Other than that issue, the crowds have been excellent with both kids and adults having some great fun with the salmon on light gear. The bigger salmon have been a bit tricky and hard to find at times, therefore mixing up your presentations if often the key to success.
With water clarity still an issue at the dam, suspending baits under a float is a good option if all else fails. Otherwise bright or pumpkinseed plastics have taken plenty of fish as have flashy diving minnows. If in doubt, keep casting; a big salmon is never far away. Salmon to 7kg have been taken recently and a fish like that is definitely worth the trip.
Back on the Derwent, and there will still be some good options for breamers this month. July can be darn cold and the bream do slow down their bite rates a fair bit, but slowly worked soft plastics are often the best way to target fish this month. Heavily scented hybrid or composite soft baits are a good choice right now.
Recently, I’ve been out on the river testing the new Ecogear Aqua Bream Prawns. Other models in this series have always worked well when I’ve used them on bream or trout and the new ‘bream prawns’ similarly provided immediate success. I know anglers will appreciate the excellent texture, flavour and quality moulding when using these new soft plastics. Keep an eye out for them later in the year.
I’ve met quite a few anglers recently that are just starting out in regards to learning about the lure options and how to fish them on the Derwent.
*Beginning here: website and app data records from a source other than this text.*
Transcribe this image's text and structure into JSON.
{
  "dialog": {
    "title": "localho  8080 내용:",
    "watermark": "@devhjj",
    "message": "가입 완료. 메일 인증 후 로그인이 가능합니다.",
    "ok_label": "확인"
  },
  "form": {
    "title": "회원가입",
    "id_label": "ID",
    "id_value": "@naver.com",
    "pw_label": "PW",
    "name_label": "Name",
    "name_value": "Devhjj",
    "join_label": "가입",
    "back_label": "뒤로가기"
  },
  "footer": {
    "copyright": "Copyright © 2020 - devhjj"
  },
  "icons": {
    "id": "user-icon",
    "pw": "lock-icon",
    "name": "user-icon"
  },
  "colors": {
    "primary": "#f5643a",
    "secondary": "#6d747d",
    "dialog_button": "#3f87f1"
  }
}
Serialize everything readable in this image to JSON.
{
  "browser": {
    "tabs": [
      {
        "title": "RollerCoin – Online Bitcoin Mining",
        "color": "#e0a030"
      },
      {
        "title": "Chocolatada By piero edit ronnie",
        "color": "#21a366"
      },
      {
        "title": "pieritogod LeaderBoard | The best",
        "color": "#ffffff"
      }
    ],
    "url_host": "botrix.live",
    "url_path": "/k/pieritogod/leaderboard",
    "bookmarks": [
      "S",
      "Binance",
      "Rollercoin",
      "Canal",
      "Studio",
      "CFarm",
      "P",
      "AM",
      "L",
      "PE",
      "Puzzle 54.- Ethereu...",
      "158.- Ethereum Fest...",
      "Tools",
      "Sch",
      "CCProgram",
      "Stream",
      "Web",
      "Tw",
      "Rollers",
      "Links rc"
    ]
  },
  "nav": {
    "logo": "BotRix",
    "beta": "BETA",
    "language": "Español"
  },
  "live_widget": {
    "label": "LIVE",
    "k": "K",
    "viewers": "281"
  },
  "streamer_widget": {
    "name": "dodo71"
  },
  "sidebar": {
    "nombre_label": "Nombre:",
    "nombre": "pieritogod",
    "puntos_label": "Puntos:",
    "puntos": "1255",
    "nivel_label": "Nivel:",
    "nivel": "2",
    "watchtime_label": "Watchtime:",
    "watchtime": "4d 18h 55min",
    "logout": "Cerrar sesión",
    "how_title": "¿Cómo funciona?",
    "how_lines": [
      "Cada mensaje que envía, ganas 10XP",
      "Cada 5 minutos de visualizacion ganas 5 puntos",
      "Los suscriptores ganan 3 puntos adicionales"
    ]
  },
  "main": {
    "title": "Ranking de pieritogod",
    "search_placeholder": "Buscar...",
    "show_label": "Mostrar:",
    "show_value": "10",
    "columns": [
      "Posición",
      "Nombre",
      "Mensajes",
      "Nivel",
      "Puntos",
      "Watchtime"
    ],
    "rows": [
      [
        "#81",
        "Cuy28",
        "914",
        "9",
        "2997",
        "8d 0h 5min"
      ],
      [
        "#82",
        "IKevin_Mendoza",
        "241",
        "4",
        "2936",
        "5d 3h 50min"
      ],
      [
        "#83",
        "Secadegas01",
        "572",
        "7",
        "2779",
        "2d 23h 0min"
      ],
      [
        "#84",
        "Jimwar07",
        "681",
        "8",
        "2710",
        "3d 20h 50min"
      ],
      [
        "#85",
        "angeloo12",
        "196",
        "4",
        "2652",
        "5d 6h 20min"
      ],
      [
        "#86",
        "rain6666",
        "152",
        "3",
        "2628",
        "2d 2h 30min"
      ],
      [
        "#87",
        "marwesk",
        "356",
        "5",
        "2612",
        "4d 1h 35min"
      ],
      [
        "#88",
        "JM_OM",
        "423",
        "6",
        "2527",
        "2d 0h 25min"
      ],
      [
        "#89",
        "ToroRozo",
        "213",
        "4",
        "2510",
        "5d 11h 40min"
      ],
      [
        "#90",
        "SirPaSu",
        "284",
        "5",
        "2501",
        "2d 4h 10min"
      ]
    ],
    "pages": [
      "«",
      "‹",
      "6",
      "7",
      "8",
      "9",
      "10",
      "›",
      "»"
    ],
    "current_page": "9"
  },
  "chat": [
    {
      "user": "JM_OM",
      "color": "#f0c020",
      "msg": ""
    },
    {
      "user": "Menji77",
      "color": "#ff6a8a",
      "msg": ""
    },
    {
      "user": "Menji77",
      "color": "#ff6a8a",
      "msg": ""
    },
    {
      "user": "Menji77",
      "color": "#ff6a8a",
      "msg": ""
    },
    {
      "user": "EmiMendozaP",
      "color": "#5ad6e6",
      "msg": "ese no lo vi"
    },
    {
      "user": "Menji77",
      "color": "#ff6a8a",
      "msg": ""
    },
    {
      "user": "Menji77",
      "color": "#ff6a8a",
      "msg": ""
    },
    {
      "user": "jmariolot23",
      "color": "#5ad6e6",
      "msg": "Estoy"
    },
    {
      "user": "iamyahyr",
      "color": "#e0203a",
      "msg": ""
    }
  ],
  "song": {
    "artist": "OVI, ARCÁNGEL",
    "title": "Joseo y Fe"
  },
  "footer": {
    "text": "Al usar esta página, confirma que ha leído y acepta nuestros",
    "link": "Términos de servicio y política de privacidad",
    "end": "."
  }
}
Anglers new to breaming these days seem to go straight to hardbodied lures but next month is a good time to soak a few plastics for bream.
Worm patterns slowly jigged around pylons or other large structure can take plenty of bream in July. Minnow and prawn patterns are also good standard patterns as bream plastics. During winter, the bite does slow right down in comparison with the smash and grab style hits you experience with hard lures.
Light jig weights and a more medium action rod tip can help detect the often subtle takes when fishing to bream that tend to nip or hold the lure in their mouth before a proper take. Light 2-4lb abrasive resistant Rockfish type fluorocarbon leaders are excellent for this style if fishing.
Mid-winter is also a great time to get organised for the upcoming trout season. I chat with plenty of lure anglers while at work and have met quite a few that haven’t yet taken the plunge in regards to electric motors on their boats.
An electric upgrade to your fishing vessel is the best thing a fly or lure angler could ever do. Make sure you go for a model with enough power to suit your boat and you will be amazed at the changes the increased manoeuvrability will make to the way you fish.
In short, you will be able to fish a whole lot more ground on electric and be able to fish those areas with much more precision.
And yes, you will catch more fish.Reads: 2408